Collection entries
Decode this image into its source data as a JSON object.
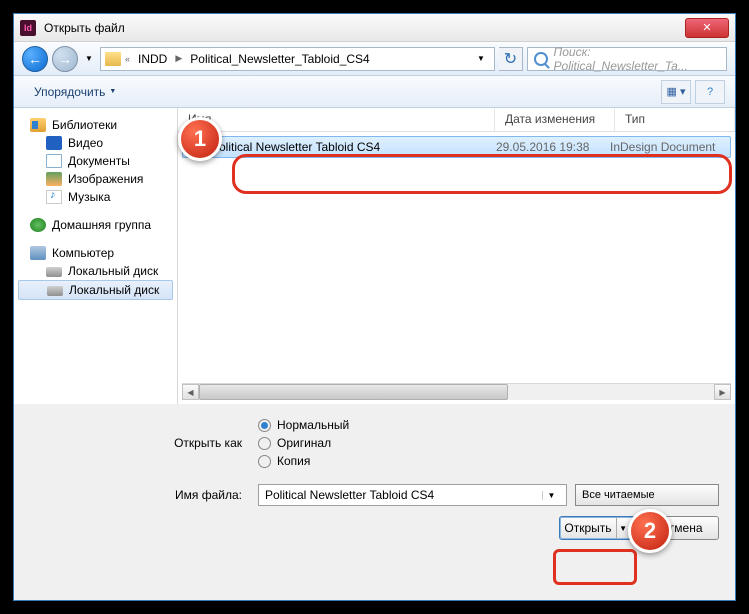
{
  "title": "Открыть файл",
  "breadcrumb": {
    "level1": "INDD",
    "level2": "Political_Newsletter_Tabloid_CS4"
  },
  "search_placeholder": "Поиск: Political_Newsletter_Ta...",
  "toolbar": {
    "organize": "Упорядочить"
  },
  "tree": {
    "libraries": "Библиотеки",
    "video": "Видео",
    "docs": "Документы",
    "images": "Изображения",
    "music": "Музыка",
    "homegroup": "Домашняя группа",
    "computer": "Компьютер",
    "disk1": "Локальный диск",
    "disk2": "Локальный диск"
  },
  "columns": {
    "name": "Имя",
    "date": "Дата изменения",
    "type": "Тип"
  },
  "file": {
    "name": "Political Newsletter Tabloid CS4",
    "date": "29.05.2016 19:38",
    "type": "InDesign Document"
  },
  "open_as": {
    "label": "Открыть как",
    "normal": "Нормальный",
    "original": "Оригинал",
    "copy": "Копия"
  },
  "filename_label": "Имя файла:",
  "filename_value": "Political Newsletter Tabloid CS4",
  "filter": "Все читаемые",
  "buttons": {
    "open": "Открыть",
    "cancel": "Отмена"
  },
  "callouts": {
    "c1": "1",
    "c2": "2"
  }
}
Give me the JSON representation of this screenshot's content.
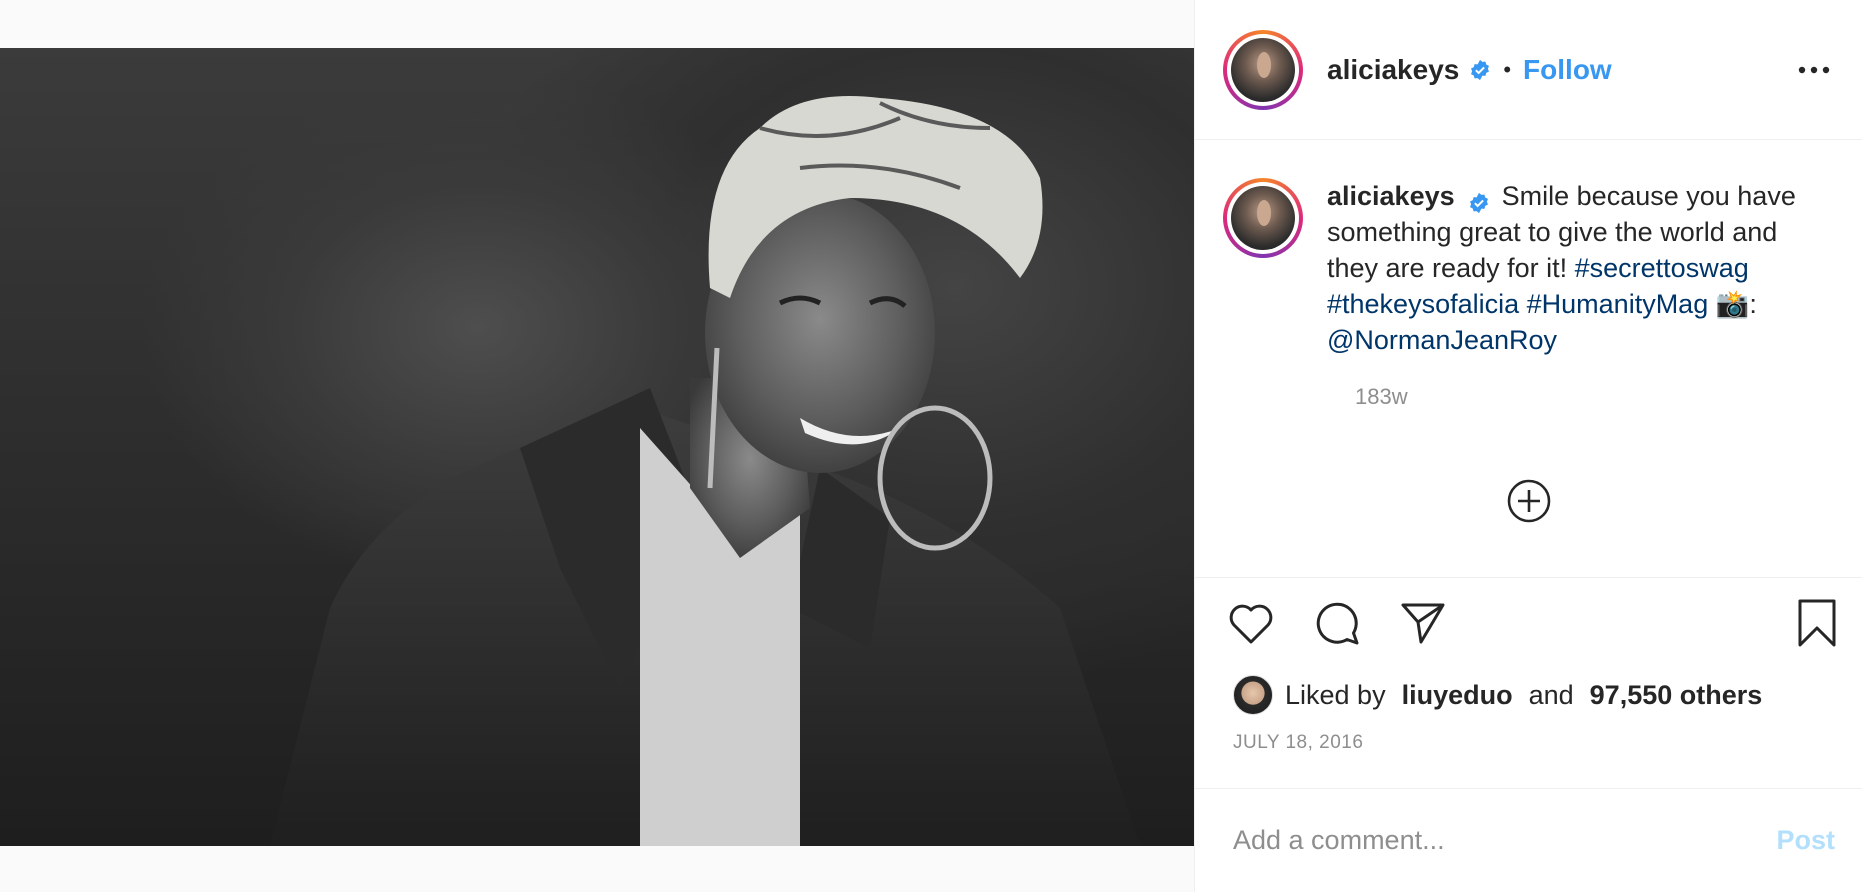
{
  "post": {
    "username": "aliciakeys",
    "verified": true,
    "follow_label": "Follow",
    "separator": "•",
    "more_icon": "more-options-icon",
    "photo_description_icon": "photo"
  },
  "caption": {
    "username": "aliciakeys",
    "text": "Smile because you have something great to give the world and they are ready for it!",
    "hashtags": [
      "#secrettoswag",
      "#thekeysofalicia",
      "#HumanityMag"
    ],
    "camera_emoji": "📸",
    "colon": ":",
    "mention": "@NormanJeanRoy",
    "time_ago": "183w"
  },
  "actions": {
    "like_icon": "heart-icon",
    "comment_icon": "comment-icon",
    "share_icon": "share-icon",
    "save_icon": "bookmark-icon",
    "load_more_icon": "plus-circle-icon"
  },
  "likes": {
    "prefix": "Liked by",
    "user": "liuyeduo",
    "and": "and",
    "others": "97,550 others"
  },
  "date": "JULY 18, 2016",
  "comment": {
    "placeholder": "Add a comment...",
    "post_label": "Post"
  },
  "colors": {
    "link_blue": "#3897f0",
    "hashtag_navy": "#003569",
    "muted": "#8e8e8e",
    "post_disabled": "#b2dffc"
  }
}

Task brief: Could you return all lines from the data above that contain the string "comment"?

Response area:
    "comment_icon": "comment-icon",
  "comment": {
    "placeholder": "Add a comment...",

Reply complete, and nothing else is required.